Go through the listing and copy each line that has the string "else" in it.
____ AVAILABLE DATA
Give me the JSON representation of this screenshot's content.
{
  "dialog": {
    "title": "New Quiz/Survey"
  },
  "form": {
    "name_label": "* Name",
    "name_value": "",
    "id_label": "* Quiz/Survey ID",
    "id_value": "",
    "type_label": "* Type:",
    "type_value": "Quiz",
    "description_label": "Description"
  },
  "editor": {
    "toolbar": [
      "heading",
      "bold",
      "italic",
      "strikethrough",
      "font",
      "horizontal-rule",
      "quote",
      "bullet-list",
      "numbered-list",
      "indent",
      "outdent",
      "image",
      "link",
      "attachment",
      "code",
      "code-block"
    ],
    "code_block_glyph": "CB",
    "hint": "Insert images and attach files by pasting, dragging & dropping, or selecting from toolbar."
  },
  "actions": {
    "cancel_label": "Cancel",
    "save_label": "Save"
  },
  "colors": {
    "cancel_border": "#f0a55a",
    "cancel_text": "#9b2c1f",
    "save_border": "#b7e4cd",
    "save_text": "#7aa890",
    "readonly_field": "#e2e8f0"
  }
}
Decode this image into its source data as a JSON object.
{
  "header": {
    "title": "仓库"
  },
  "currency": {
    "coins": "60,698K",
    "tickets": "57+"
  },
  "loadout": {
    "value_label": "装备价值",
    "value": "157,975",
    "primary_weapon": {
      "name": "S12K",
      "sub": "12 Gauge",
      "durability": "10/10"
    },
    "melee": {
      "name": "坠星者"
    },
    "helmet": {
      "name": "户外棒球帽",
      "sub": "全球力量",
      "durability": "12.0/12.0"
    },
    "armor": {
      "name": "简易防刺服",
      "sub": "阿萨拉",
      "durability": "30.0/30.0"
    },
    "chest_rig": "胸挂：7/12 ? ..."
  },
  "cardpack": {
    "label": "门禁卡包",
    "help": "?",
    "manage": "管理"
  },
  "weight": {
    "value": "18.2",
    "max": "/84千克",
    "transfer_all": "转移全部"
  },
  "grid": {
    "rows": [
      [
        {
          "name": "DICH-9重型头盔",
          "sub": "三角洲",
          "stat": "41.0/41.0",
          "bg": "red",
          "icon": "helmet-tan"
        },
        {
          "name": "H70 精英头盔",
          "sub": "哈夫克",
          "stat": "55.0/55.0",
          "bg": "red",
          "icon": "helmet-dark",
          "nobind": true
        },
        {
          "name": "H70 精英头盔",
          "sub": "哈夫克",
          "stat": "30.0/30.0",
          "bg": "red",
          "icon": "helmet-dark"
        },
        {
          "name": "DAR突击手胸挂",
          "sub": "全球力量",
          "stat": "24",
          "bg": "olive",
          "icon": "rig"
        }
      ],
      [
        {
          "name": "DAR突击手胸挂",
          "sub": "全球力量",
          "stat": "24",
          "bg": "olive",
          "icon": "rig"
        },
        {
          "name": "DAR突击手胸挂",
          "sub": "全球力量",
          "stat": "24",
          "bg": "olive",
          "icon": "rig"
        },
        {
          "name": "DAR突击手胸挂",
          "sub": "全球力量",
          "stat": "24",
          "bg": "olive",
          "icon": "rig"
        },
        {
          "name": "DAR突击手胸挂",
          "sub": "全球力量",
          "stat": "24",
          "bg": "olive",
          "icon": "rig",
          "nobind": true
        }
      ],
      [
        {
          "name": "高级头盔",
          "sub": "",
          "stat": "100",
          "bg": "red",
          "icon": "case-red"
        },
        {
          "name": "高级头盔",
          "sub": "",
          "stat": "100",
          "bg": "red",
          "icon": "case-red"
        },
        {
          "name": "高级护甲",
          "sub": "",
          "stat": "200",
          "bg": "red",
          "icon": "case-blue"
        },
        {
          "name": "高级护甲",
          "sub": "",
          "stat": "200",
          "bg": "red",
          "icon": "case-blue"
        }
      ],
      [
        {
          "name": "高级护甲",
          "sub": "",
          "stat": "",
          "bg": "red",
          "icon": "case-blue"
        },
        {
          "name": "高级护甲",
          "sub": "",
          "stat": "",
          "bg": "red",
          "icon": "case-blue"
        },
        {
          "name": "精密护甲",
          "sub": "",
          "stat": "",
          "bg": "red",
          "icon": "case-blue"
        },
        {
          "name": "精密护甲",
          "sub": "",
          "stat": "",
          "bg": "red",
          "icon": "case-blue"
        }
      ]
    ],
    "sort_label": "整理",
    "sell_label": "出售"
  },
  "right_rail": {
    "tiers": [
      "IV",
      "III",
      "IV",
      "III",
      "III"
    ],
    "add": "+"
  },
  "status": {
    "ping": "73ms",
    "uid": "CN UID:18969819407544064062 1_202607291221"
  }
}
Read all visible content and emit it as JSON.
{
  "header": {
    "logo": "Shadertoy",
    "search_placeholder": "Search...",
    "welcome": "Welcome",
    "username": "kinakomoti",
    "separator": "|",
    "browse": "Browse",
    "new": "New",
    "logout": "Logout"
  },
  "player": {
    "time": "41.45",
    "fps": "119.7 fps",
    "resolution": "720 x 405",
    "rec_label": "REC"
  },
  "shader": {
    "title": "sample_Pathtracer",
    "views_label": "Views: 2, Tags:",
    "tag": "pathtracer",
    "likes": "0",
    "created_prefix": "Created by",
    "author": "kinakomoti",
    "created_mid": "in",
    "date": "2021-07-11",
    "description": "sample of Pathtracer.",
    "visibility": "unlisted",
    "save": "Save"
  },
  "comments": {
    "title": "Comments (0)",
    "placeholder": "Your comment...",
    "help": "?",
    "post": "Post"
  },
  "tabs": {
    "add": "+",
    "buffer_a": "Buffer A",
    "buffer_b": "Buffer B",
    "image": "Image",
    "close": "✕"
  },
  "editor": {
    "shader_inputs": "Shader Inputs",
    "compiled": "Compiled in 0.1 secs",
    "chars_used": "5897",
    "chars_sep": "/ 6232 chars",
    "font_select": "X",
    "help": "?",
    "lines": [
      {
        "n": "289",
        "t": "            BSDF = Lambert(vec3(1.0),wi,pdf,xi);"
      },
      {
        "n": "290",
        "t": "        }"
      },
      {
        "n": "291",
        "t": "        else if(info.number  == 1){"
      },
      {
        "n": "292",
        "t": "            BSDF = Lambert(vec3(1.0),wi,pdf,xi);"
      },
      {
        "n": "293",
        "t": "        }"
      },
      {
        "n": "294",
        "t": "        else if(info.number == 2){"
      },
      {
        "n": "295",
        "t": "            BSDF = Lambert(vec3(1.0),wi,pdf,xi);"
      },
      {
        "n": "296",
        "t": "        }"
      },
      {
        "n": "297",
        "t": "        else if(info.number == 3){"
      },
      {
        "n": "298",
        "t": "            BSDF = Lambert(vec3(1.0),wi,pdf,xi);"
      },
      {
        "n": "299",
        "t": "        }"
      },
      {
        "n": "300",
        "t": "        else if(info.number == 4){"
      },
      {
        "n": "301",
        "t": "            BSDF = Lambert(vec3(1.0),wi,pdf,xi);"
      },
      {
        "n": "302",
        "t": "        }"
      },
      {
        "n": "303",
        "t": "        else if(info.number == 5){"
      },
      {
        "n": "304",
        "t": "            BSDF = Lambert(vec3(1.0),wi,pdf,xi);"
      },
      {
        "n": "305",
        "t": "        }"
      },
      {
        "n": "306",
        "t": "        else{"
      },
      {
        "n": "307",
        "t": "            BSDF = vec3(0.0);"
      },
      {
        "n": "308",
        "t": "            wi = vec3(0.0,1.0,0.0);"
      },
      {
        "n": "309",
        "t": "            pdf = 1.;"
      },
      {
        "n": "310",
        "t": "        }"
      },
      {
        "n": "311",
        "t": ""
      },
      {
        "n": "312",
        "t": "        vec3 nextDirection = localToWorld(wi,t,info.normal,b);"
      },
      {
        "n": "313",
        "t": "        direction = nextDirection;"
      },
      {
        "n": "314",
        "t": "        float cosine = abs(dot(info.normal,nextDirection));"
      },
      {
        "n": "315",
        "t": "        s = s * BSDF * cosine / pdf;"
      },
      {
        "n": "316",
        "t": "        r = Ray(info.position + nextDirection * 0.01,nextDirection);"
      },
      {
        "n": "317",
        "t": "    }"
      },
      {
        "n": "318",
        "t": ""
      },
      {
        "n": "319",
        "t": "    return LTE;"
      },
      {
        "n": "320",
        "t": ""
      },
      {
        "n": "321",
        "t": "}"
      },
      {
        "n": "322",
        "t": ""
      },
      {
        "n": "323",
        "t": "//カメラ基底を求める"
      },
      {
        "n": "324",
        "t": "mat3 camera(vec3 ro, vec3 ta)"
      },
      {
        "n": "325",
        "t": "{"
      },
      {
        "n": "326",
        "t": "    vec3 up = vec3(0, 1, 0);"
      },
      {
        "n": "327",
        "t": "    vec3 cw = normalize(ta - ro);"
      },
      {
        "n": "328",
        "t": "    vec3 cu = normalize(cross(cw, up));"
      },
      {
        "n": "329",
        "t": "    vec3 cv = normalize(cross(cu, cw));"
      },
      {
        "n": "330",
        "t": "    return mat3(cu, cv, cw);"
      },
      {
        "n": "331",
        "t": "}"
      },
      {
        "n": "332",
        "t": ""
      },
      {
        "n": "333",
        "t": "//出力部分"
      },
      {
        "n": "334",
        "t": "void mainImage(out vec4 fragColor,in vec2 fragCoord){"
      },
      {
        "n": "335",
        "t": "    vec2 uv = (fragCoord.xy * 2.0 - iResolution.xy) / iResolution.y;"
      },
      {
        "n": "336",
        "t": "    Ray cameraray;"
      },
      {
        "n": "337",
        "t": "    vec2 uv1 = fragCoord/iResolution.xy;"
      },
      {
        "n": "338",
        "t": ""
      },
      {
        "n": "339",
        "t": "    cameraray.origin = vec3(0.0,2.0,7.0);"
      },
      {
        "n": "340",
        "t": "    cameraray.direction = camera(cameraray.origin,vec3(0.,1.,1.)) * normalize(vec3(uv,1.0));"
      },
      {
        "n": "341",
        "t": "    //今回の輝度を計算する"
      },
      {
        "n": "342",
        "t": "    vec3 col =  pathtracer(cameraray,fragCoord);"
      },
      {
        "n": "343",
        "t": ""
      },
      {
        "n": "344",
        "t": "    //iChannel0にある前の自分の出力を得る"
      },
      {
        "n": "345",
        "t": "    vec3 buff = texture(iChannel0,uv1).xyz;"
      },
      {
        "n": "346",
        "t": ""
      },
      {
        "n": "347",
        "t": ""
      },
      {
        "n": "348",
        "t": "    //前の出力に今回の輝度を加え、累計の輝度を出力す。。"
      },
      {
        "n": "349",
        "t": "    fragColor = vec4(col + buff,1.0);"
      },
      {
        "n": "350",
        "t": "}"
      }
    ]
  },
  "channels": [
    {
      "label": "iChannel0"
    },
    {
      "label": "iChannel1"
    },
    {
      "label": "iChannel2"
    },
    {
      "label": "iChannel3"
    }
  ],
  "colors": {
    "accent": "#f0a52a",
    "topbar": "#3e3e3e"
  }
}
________
== WORKED SOLUTION ==
        "t": "        else if(info.number  == 1){"
        "t": "        else if(info.number == 2){"
        "t": "        else if(info.number == 3){"
        "t": "        else if(info.number == 4){"
        "t": "        else if(info.number == 5){"
        "t": "        else{"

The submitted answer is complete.